By George Basler
I Love You, You’re Perfect, Now Change has an impressive pedigree. The musical premiered Off-Broadway in 1996 and didn’t close until 2008, making it the second longest running show in Off-Broadway history. Based on a terrific production that opened July 15 at the Chenango River Theatre in Greene, the success is well-deserved.
The show, which runs through Aug. 7, features a talented and appealing cast — Jenny Hoofnagle, Vito Longo, Billy Sharpe and Kimberly Wilpon — playing multiple roles in a series of sketches that gently satirize the complicated relationships between men and women.
The musical’s tagline is: “Everything you have ever secretly thought about dating, romance, marriage, lovers, husbands, wives and in-laws, but were afraid to ask.” And that pretty much sums up its theme. While the tone is satirical, it’s not mean-spirited. The sketches are perspective at times, sometimes painfully so. But they are intended to draw laughs and nods of recognition, not blood. In a nutshell, the show is an amiable and likeable one.
The music by Jimmy Roberts is tuneful, but the show’s main strength is the wit and the refreshingly off-beat quality of Joe DiPietro’s book and lyrics. Everything is fair game, including awkward dates, stereotypical gender roles, the joys and travails of parenting, the male ego and female body phobias.

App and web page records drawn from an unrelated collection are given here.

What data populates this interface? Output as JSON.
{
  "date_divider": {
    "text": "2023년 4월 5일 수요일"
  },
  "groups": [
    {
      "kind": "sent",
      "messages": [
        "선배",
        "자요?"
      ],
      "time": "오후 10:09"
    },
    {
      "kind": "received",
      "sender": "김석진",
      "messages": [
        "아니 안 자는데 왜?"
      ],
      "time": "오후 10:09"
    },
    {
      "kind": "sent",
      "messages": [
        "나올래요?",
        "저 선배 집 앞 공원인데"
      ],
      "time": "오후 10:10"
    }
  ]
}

I Love You, You’re Perfect, Now Change requires a first-rate cast to pull it off. And CRT’s production certainly provides that. All four cast members have good Broadway-style singing voices and a fine touch with comedy, and they all get a chance to be featured during the show.
The first act focuses on the single life and dating scene. The second act turns to marriage and parenthood. While the first act is light and breezy, the second successfully strives for some poignancy even as it pokes fun at the foibles of married life.
Especially entertaining is how the actors, under the solid direction of Kory Yamada, present some of DiPietro’s quirkier sketches. In one scene, Sharpe hilariously plays a demented convict who provides relationship advice to singles during a counseling session in a maximum-security prison. In another, Hoofnagle bemoans her status as a bridesmaid, never a bride, as she strips off purposely hideous bridesmaid dresses.
Then there is the sketch, skillfully directed by Yamada, in which the four actors maneuver across the stage in office chairs as they lampoon back-seat driving and the agony of long family road trips.
Longo gets to shine in the poignant song “Shouldn’t I Be Less in Love with You” that humorously and sensitively describes a man’s love for his wife after a long marriage. It’s beautifully done. Equally good is a duet featuring Sharpe and Hoofnagle in which an elderly man and an elderly woman become attracted to each during a wake at a funeral home.
Finally, Wilpon has a blistering monologue in the second act in which a woman makes a dating video after her marriage has crashed and burned. The bitter and desperate tone of the sketch is somewhat out of sync with the rest of the show. But it’s compelling, and Wilpon plays it with great skill. Wilpon also does a wonderful job with the bittersweet song, “He Called Me” in the first act.
A big shout out also goes to pianist Karen Clark, who provides solid accompaniment throughout.
Some social norms have changed since I Love You, You’re Perfect, Now Change was first performed 26 years ago. Don’t expect references to Google, Tinder or online hookups. Non-traditional relationships are nowhere to be seen either. But much of the material about the mating dance between men and women isn’t dated one bit.
Go and enjoy and nod your head in recognition.
IF YOU GO: I Love You, You’re Perfect, Now Change will be performed through Aug. 7
at the Chenango River Theatre, 991 NY-12, Greene. Thursday-Saturday performances are
at 7:30 p.m.; Sunday performances are at 2 p.m. Single tickets are $30. The fastest way
to purchase tickets on the theater’s website, chenangorivertheatre.org, which also lists
prices for season tickets. For phone orders, there is a 24-hour reservation line (607-656-
8499). It may take two to three days to process phone orders.
All performances begin on time with no late seating.
Free tickets for high school and college students are available at all evening
performances. Email firstname.lastname@example.org for reservations, which are
required for the free ticket program.